Naturalistic voice UIs have been a staple of science fiction for decades, but they've only been widely available since 2014. Voice might be a the most natural interface in the world, but the vocabulary for building voice-controlled apps is still nascent. Today, you have to be comfortable deploying products directly to the cloud, so this is already out of reach for anyone who isn't a software developer. But let's put that aside for now and take a look at one of the best-known products for building conversational audio interfaces: Voiceflow.
Go check out their homepage. Read the copy. Observe the animated product demos.
What do you notice about it all? The site is slick and the product images reveal an aesthetically-pleasing, legible interface. If you're a motivated professional, you can see how this can become a power tool pretty quickly.
But I'm more interested in hobbyists and amateurs who are willing and able to do just a little bit at first to customize their experience. And here's what I notice: In a vacuum, you're asking the user to pre-design a novel experience in a non-native format. Professionals can overcome this by doing manual UX research. Your average user cannot. And even if they could, they likely wouldn’t know where to start because process design does not start at the beginning.
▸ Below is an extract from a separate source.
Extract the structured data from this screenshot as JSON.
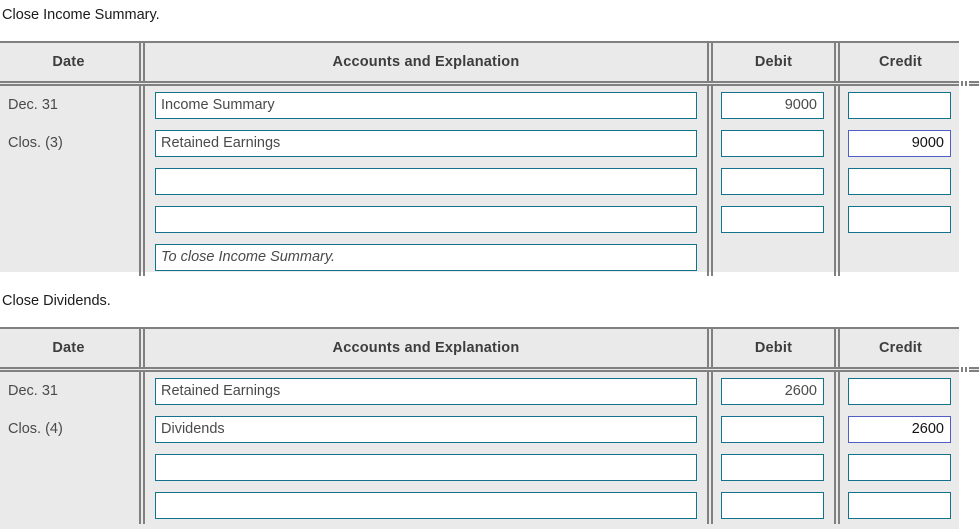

This space is not accessible to them.
I believe it would be accessible if users could build with less powerful tools but natively within the format.
Think about the first time you interacted with a voice assistant. You probably tested it or asked it to tell you a joke. You treated it like a toy — individual actions had no bearing outside of those closed-loop uses. But voice assistants become truly powerful not when they're feeding you information in a one-off manner but when they change the state of your digital or physical world. A single voice interaction is a toy that you play with, a voice-driven program or automation is part of a game you play, and, over time, anyone can combine multiple toys into games.
Given that you cannot answer [just] any question... does the user know what they can ask? I suspect that the ideal number of functions for a voice UI actually follows a U-shaped curve: one command is great and is ten probably OK, but 50 or 100 is terrible, because you still can't ask anything but can't remember what you can ask.
This remains a problem. Apple tightly restricts 3rd party development with Siri (and Siri is consequently useless). Google Assistant is somewhat better. Amazon is content to let virtually anyone upload an Alexa Skill, but that still restricts the domain of novel audio interfaces to developers and teams with the time and inclination to build them. And they'll still be building it in a visual format, which seems like the powerful and correct thing to do, but is not native to the format! And even with strong UX research, it's difficult to understand user intent at scale (or even sub-scale).
The premise of Automatter is that no-code and low-code tools with rigid constraints can support powerful, sophisticated use cases. The trick is in who is doing the building. Which brings me to another product with similar properties: LEGO.
It takes incredible skill and knowledge to design LEGO sets from scratch. It takes quite a bit of vision to build something of value from an assortment of LEGOs. But you can get incredibly far just by putting one block on another...
and then another...
and then another... until...
Here's my hypothesis: If you gave every Alexa user the ability to do a single custom automation entirely built through a native voice mechanic — no visual design tool, no cloud deployment, just you telling Alexa that when you ask for X, do X AND do Y — I think most people could handle it. You might not get a majority to add one, but if Amazon did a bit of customer education, they might get a significant chunk to add one.
And then one day, they might add another one. And then another on top of that. And then another. Until they've personalized an audio interface for their lives that would never have designed from scratch. If you asked them, they'd tell you they've never built an app or written a line of code in their lives.
And they might even be right about the latter.